The renewed push for an adjusted TPP was given added impetus by the re-election of the Abe government in Japan, which had strongly endorsed the trade pact in its previous term. But the election of a Labour coalition government in New Zealand has raised fresh questions as to what Wellington’s revised TPP position will be, with new Prime Minister Jacinda Ardern having expressed doubts over TPP limits on New Zealand’s proposed foreign property buyer constraints.
So what are the options? Keeping the original 2015 Agreement intact is not on the table — all of the original mechanisms for entry into force required US participation. The simplest approach would be to renegotiate the TPP with a set of new signatories — the original 12 minus the United States. TPP 2.0 would then enter into force once all of the 11 members domestically ratify the agreement.
An alternate way to make the agreement binding could also be retained from the original TPP — the endorsement of at least six original signatories accounting for at least 85 per cent of the total GDP of TPP states. This would make Japan the dominant economy and the pivotal signatory given that its 2016 GDP was US$4.94 trillion — more than three times that of the next major signatory, Canada, at US$1.53 trillion. Under this alternative, all that would be required for entry into force would be for Japan plus two other key economies such as Canada, Australia or Mexico to sign on as well as three other states to satisfy the minimum threshold of six parties.
Another complicating factor is the desire to keep the door open for the United States to rejoin the TPP at some point in the future. It will be necessary to ensure some flexibility so that a mechanism exists for non-member economies to join, which could in the future extend not only to the United States but also potentially to Indonesia.
So what would the trade benefits be for countries entering into a TPP 2.0? The original TPP was not negotiated as a ‘hub and spoke’-type free trade agreement, whereby one hub country enjoys trade privileges with each spoke country but spoke countries do not share the same trade privileges with each other. Rather, each original country committed to reducing various barriers of trade with all other parties, including significant reductions in tariffs and restrictions on cross-border supply of services.
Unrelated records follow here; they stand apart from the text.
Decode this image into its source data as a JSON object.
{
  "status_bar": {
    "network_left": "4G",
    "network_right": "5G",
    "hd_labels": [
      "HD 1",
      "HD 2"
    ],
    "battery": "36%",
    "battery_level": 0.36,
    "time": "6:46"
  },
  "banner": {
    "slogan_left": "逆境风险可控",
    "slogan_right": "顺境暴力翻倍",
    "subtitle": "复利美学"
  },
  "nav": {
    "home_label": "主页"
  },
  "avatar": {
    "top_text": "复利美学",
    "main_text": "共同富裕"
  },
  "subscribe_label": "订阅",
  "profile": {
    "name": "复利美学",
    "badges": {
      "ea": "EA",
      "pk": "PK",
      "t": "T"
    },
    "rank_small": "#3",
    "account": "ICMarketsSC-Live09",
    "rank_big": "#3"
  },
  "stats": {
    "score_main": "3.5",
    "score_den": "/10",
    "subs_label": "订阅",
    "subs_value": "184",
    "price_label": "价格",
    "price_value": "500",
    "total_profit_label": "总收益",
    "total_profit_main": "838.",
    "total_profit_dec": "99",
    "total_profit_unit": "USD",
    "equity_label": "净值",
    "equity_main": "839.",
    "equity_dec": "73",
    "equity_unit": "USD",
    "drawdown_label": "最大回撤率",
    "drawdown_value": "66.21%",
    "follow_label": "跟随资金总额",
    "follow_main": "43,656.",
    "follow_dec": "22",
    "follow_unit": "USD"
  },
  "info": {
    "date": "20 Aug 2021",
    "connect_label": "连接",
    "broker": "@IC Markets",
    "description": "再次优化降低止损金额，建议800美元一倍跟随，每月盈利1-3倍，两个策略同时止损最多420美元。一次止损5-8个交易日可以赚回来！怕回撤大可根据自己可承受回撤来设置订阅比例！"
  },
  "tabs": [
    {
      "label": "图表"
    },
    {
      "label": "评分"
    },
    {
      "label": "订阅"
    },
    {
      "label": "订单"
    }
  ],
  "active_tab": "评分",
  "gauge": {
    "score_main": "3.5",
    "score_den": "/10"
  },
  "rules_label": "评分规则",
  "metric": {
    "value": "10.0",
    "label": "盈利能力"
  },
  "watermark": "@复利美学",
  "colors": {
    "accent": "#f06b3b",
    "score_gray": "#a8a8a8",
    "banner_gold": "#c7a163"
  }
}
So even without US participation there are trade advantages for each original TPP member to abide by their original commitments. Yet improved access to the US domestic market was a critical drawcard, and the United States greatly influenced the trade concessions that were agreed upon. It is extremely unlikely that the remaining TPP members would be prepared to offer the same commitments without access to the lucrative US market.
This will necessitate renegotiation of many parts of the TPP, including the tariff schedules which set out a binding upper tariff that can be applied on imported goods. For many goods, this was set at zero.
Japan and Australia are strongly pushing for an agreement on TPP 2.0. To achieve this in a way that leaves the door open for future US engagement, some concessions insisted upon by the United States (such as strict intellectual property provisions that go beyond WTO obligations) could be suspended rather than eliminated. Such a suspension would possibly alleviate Vietnam’s concerns, where it has been suggested that those provisions may increase the cost and decrease the availability of medicines. But given the United States’ strong stance on intellectual property protection, these provisions would inevitably be re-enlivened if the United States were to join the TPP 2.0.
While New Zealand was previously a strong TPP supporter, the recent change of government will probably result in demands for further amendments. This may relate to national treatment obligations for foreign investment, whereby countries agree to treat investors from other countries no less favourably than investors from their own country. The desire of the Ardern government to ban foreign investors from buying established homes in New Zealand would be a clear breach of this. An exception to this part of the TPP would need to be added to accommodate New Zealand, and that exception would need to be agreed to by all other countries.
New Zealand could of course elect to follow the way of the United States and withdraw from the TPP. But for one of the smaller economies to take this step would be a significant call for a new minority government and would potentially be of advantage to competing economies in the region.
Until recently, the objective was to have a TPP 2.0 in place for a ministerial meeting to be held on the sidelines of the 6–11 November APEC meeting hosted by Vietnam in Da Nang. Whether such an ambitious goal can be met now remains to be seen. The fate of the TPP is once again in the balance.
Donald R Rothwell is Professor of International Law and Imogen Saunders is a lecturer in International Law at the ANU College of Law, The Australian National University.
This article originally appeared in the East Asia Forum